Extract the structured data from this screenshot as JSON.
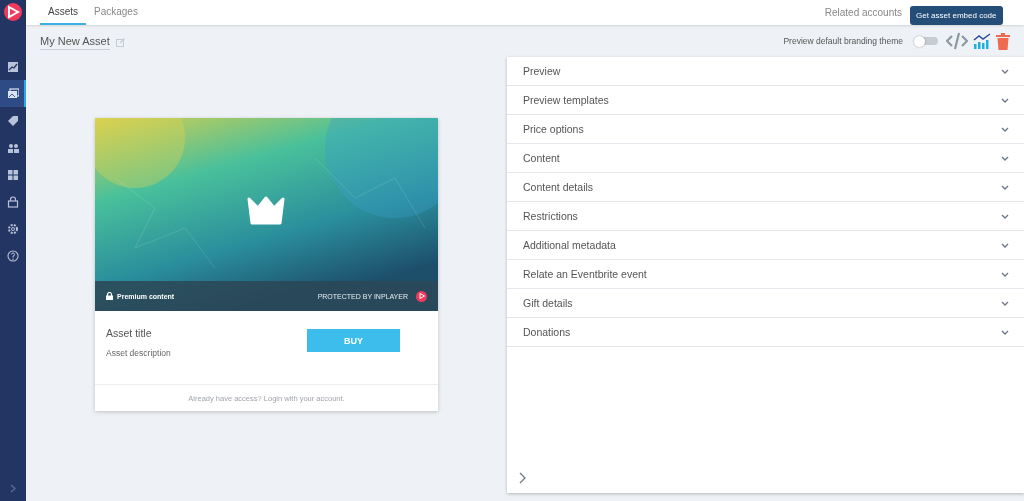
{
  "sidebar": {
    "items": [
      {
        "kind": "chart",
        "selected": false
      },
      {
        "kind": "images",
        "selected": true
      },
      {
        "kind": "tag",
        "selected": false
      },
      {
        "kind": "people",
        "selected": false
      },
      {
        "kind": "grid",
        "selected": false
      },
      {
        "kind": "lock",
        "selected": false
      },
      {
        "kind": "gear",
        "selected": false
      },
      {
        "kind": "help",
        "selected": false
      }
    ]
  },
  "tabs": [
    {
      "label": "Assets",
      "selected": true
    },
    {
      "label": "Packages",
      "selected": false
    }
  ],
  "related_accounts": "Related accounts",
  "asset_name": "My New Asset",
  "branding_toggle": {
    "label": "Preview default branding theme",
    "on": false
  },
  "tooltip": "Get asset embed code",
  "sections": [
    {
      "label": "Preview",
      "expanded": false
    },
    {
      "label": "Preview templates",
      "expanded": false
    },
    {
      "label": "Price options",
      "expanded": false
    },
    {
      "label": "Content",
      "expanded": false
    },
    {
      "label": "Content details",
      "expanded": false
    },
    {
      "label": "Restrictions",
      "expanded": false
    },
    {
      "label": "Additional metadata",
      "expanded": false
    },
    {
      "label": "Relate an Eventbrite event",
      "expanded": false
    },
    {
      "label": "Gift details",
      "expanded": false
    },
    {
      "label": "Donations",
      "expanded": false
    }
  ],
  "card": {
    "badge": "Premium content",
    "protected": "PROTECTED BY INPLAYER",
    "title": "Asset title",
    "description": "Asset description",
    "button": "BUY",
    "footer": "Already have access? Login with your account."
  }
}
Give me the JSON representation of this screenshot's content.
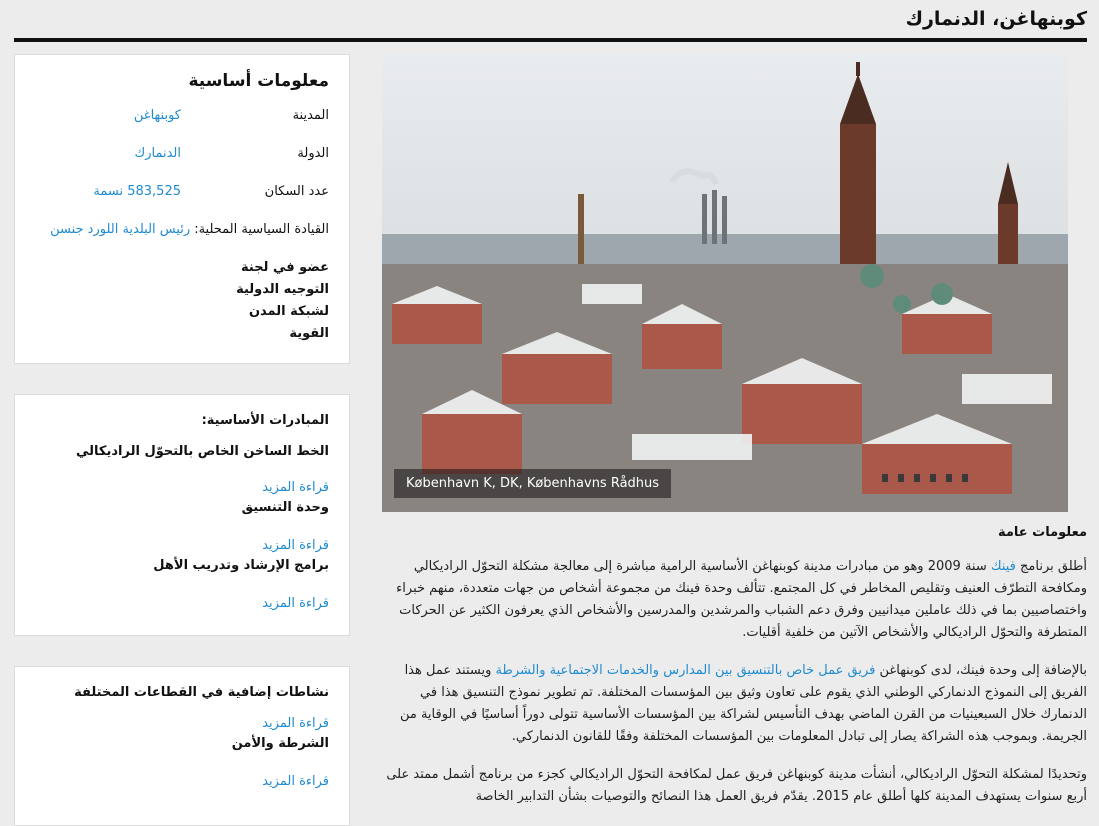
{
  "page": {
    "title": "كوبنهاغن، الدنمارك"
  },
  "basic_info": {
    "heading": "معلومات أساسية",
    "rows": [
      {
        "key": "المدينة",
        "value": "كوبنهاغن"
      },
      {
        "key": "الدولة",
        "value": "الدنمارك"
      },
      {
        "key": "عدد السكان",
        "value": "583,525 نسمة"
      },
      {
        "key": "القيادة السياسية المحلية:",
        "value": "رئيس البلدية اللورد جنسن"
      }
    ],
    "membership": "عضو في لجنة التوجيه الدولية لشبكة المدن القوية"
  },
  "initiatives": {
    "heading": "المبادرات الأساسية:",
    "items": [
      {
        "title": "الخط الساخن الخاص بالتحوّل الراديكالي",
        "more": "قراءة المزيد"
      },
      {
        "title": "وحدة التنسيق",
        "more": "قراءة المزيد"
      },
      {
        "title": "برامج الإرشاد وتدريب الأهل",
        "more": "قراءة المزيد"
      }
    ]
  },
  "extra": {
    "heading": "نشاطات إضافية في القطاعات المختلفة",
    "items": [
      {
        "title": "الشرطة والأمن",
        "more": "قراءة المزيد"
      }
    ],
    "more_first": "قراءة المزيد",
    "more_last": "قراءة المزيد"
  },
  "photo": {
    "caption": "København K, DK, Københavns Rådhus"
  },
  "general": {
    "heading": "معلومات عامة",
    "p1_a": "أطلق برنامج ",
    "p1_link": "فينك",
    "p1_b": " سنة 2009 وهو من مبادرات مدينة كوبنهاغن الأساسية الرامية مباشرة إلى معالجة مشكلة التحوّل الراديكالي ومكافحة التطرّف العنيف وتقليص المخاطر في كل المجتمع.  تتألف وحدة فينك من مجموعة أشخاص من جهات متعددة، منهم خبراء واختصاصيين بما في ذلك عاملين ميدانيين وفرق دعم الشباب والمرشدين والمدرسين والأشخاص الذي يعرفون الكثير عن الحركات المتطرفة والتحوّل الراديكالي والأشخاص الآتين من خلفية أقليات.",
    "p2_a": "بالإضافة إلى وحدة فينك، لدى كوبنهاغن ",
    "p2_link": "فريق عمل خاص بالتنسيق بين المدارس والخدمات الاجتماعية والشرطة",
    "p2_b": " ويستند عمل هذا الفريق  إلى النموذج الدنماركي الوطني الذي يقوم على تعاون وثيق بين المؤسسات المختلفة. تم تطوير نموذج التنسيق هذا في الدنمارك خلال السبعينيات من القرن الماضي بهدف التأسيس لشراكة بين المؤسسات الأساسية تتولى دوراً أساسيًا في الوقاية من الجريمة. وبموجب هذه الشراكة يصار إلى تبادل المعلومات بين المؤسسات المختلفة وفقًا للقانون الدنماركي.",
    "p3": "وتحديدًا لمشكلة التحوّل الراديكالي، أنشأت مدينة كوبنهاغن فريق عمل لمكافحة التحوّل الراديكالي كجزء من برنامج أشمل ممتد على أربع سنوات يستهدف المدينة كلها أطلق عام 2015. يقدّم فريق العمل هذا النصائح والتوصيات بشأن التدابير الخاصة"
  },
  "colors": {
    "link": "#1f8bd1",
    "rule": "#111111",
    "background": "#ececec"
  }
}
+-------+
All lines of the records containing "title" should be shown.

    "title": "Asset title",
    "title": "كوبنهاغن، الدنمارك"
        "title": "الخط الساخن الخاص بالتحوّل الراديكالي",
        "title": "وحدة التنسيق",
        "title": "برامج الإرشاد وتدريب الأهل",
        "title": "الشرطة والأمن",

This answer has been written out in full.